• DIRECTIONS FOR THIS TASK: Output the material exactly, with every line intact.
START DATA TO USE
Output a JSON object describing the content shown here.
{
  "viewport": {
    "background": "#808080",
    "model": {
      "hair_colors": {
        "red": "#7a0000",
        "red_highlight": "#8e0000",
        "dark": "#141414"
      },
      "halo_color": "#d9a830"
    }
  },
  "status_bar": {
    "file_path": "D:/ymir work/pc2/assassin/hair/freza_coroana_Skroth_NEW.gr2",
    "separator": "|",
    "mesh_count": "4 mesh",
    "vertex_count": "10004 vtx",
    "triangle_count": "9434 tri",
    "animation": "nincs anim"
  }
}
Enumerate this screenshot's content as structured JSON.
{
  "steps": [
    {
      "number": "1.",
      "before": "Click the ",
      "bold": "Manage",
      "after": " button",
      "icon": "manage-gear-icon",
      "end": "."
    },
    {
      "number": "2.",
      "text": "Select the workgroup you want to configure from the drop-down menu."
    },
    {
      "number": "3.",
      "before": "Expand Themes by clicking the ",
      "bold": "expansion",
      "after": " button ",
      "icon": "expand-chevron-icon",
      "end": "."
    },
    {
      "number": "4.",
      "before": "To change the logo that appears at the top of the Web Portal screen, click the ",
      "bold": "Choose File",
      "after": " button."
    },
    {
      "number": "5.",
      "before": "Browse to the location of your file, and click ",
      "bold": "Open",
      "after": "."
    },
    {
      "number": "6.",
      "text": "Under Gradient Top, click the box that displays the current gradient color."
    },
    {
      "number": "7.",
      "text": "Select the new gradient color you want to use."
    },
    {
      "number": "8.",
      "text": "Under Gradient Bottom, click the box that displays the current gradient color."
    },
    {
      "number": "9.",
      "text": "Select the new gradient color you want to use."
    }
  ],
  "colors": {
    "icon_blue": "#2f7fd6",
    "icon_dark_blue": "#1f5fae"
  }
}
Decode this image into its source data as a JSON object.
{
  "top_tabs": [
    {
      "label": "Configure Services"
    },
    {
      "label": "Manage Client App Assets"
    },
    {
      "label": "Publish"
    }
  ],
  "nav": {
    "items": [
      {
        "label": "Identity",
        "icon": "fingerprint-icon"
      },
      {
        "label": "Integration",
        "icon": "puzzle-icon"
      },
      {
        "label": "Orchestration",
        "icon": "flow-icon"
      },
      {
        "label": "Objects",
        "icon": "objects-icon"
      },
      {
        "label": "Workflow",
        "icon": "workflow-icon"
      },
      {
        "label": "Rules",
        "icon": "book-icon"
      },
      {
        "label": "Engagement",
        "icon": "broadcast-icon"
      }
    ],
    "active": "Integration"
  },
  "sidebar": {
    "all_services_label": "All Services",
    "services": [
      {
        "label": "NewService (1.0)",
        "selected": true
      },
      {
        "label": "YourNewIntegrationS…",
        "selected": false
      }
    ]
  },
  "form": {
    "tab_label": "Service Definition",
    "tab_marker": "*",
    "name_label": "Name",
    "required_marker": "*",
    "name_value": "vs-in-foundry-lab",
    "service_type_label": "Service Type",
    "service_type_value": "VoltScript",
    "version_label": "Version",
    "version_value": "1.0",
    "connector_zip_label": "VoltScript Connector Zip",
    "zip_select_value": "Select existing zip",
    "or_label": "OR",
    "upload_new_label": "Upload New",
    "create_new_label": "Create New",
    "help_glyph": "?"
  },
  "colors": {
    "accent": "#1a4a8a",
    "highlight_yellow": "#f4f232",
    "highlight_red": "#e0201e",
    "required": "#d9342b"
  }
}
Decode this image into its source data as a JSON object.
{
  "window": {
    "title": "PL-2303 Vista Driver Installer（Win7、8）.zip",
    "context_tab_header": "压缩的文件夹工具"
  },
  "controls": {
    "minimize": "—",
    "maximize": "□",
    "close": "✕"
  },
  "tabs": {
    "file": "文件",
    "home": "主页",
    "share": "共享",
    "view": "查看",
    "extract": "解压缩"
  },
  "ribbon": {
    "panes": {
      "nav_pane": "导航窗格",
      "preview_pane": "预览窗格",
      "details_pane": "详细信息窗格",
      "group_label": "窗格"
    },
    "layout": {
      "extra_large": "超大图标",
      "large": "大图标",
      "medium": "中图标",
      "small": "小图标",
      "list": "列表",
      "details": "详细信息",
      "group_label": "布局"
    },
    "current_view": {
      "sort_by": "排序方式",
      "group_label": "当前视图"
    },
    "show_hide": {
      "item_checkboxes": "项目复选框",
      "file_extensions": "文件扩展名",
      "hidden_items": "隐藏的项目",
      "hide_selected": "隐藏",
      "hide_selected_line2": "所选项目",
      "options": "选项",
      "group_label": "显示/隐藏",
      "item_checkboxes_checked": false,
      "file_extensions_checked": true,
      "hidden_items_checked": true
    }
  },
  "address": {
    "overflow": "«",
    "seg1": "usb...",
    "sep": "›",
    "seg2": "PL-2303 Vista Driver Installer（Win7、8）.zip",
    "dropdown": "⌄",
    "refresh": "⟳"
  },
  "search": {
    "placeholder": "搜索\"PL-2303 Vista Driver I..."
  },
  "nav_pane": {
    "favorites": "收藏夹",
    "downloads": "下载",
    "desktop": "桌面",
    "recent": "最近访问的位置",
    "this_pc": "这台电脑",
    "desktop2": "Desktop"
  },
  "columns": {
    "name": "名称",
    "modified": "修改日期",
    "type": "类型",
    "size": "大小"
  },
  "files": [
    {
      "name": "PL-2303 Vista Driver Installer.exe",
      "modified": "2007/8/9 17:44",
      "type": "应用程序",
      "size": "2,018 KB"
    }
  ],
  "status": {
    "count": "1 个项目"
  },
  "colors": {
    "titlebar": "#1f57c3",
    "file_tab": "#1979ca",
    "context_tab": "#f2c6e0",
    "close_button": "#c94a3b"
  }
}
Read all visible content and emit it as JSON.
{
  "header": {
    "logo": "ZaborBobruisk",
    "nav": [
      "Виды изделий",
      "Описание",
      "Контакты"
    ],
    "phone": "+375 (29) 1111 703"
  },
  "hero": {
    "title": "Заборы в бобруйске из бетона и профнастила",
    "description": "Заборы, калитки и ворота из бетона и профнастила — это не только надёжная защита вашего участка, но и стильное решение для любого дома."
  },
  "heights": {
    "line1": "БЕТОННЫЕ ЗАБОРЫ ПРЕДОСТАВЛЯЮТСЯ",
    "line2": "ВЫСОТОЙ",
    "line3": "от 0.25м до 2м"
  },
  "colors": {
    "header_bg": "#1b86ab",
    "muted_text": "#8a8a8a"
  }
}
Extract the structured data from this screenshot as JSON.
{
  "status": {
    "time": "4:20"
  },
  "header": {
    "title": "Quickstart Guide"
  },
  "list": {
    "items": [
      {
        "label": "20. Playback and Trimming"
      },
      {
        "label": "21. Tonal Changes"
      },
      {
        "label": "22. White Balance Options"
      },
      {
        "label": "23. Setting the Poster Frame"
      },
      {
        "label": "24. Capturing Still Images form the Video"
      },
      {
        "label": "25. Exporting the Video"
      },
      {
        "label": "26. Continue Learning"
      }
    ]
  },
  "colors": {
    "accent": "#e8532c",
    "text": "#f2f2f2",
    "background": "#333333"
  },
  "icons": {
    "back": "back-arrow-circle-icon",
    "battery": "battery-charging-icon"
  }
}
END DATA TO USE
• EXERCISE RESPONSE:
Output a JSON object describing the content shown here.
{
  "viewport": {
    "background": "#808080",
    "model": {
      "hair_colors": {
        "red": "#7a0000",
        "red_highlight": "#8e0000",
        "dark": "#141414"
      },
      "halo_color": "#d9a830"
    }
  },
  "status_bar": {
    "file_path": "D:/ymir work/pc2/assassin/hair/freza_coroana_Skroth_NEW.gr2",
    "separator": "|",
    "mesh_count": "4 mesh",
    "vertex_count": "10004 vtx",
    "triangle_count": "9434 tri",
    "animation": "nincs anim"
  }
}
Enumerate this screenshot's content as structured JSON.
{
  "steps": [
    {
      "number": "1.",
      "before": "Click the ",
      "bold": "Manage",
      "after": " button",
      "icon": "manage-gear-icon",
      "end": "."
    },
    {
      "number": "2.",
      "text": "Select the workgroup you want to configure from the drop-down menu."
    },
    {
      "number": "3.",
      "before": "Expand Themes by clicking the ",
      "bold": "expansion",
      "after": " button ",
      "icon": "expand-chevron-icon",
      "end": "."
    },
    {
      "number": "4.",
      "before": "To change the logo that appears at the top of the Web Portal screen, click the ",
      "bold": "Choose File",
      "after": " button."
    },
    {
      "number": "5.",
      "before": "Browse to the location of your file, and click ",
      "bold": "Open",
      "after": "."
    },
    {
      "number": "6.",
      "text": "Under Gradient Top, click the box that displays the current gradient color."
    },
    {
      "number": "7.",
      "text": "Select the new gradient color you want to use."
    },
    {
      "number": "8.",
      "text": "Under Gradient Bottom, click the box that displays the current gradient color."
    },
    {
      "number": "9.",
      "text": "Select the new gradient color you want to use."
    }
  ],
  "colors": {
    "icon_blue": "#2f7fd6",
    "icon_dark_blue": "#1f5fae"
  }
}
Decode this image into its source data as a JSON object.
{
  "top_tabs": [
    {
      "label": "Configure Services"
    },
    {
      "label": "Manage Client App Assets"
    },
    {
      "label": "Publish"
    }
  ],
  "nav": {
    "items": [
      {
        "label": "Identity",
        "icon": "fingerprint-icon"
      },
      {
        "label": "Integration",
        "icon": "puzzle-icon"
      },
      {
        "label": "Orchestration",
        "icon": "flow-icon"
      },
      {
        "label": "Objects",
        "icon": "objects-icon"
      },
      {
        "label": "Workflow",
        "icon": "workflow-icon"
      },
      {
        "label": "Rules",
        "icon": "book-icon"
      },
      {
        "label": "Engagement",
        "icon": "broadcast-icon"
      }
    ],
    "active": "Integration"
  },
  "sidebar": {
    "all_services_label": "All Services",
    "services": [
      {
        "label": "NewService (1.0)",
        "selected": true
      },
      {
        "label": "YourNewIntegrationS…",
        "selected": false
      }
    ]
  },
  "form": {
    "tab_label": "Service Definition",
    "tab_marker": "*",
    "name_label": "Name",
    "required_marker": "*",
    "name_value": "vs-in-foundry-lab",
    "service_type_label": "Service Type",
    "service_type_value": "VoltScript",
    "version_label": "Version",
    "version_value": "1.0",
    "connector_zip_label": "VoltScript Connector Zip",
    "zip_select_value": "Select existing zip",
    "or_label": "OR",
    "upload_new_label": "Upload New",
    "create_new_label": "Create New",
    "help_glyph": "?"
  },
  "colors": {
    "accent": "#1a4a8a",
    "highlight_yellow": "#f4f232",
    "highlight_red": "#e0201e",
    "required": "#d9342b"
  }
}
Decode this image into its source data as a JSON object.
{
  "window": {
    "title": "PL-2303 Vista Driver Installer（Win7、8）.zip",
    "context_tab_header": "压缩的文件夹工具"
  },
  "controls": {
    "minimize": "—",
    "maximize": "□",
    "close": "✕"
  },
  "tabs": {
    "file": "文件",
    "home": "主页",
    "share": "共享",
    "view": "查看",
    "extract": "解压缩"
  },
  "ribbon": {
    "panes": {
      "nav_pane": "导航窗格",
      "preview_pane": "预览窗格",
      "details_pane": "详细信息窗格",
      "group_label": "窗格"
    },
    "layout": {
      "extra_large": "超大图标",
      "large": "大图标",
      "medium": "中图标",
      "small": "小图标",
      "list": "列表",
      "details": "详细信息",
      "group_label": "布局"
    },
    "current_view": {
      "sort_by": "排序方式",
      "group_label": "当前视图"
    },
    "show_hide": {
      "item_checkboxes": "项目复选框",
      "file_extensions": "文件扩展名",
      "hidden_items": "隐藏的项目",
      "hide_selected": "隐藏",
      "hide_selected_line2": "所选项目",
      "options": "选项",
      "group_label": "显示/隐藏",
      "item_checkboxes_checked": false,
      "file_extensions_checked": true,
      "hidden_items_checked": true
    }
  },
  "address": {
    "overflow": "«",
    "seg1": "usb...",
    "sep": "›",
    "seg2": "PL-2303 Vista Driver Installer（Win7、8）.zip",
    "dropdown": "⌄",
    "refresh": "⟳"
  },
  "search": {
    "placeholder": "搜索\"PL-2303 Vista Driver I..."
  },
  "nav_pane": {
    "favorites": "收藏夹",
    "downloads": "下载",
    "desktop": "桌面",
    "recent": "最近访问的位置",
    "this_pc": "这台电脑",
    "desktop2": "Desktop"
  },
  "columns": {
    "name": "名称",
    "modified": "修改日期",
    "type": "类型",
    "size": "大小"
  },
  "files": [
    {
      "name": "PL-2303 Vista Driver Installer.exe",
      "modified": "2007/8/9 17:44",
      "type": "应用程序",
      "size": "2,018 KB"
    }
  ],
  "status": {
    "count": "1 个项目"
  },
  "colors": {
    "titlebar": "#1f57c3",
    "file_tab": "#1979ca",
    "context_tab": "#f2c6e0",
    "close_button": "#c94a3b"
  }
}
Read all visible content and emit it as JSON.
{
  "header": {
    "logo": "ZaborBobruisk",
    "nav": [
      "Виды изделий",
      "Описание",
      "Контакты"
    ],
    "phone": "+375 (29) 1111 703"
  },
  "hero": {
    "title": "Заборы в бобруйске из бетона и профнастила",
    "description": "Заборы, калитки и ворота из бетона и профнастила — это не только надёжная защита вашего участка, но и стильное решение для любого дома."
  },
  "heights": {
    "line1": "БЕТОННЫЕ ЗАБОРЫ ПРЕДОСТАВЛЯЮТСЯ",
    "line2": "ВЫСОТОЙ",
    "line3": "от 0.25м до 2м"
  },
  "colors": {
    "header_bg": "#1b86ab",
    "muted_text": "#8a8a8a"
  }
}
Extract the structured data from this screenshot as JSON.
{
  "status": {
    "time": "4:20"
  },
  "header": {
    "title": "Quickstart Guide"
  },
  "list": {
    "items": [
      {
        "label": "20. Playback and Trimming"
      },
      {
        "label": "21. Tonal Changes"
      },
      {
        "label": "22. White Balance Options"
      },
      {
        "label": "23. Setting the Poster Frame"
      },
      {
        "label": "24. Capturing Still Images form the Video"
      },
      {
        "label": "25. Exporting the Video"
      },
      {
        "label": "26. Continue Learning"
      }
    ]
  },
  "colors": {
    "accent": "#e8532c",
    "text": "#f2f2f2",
    "background": "#333333"
  },
  "icons": {
    "back": "back-arrow-circle-icon",
    "battery": "battery-charging-icon"
  }
}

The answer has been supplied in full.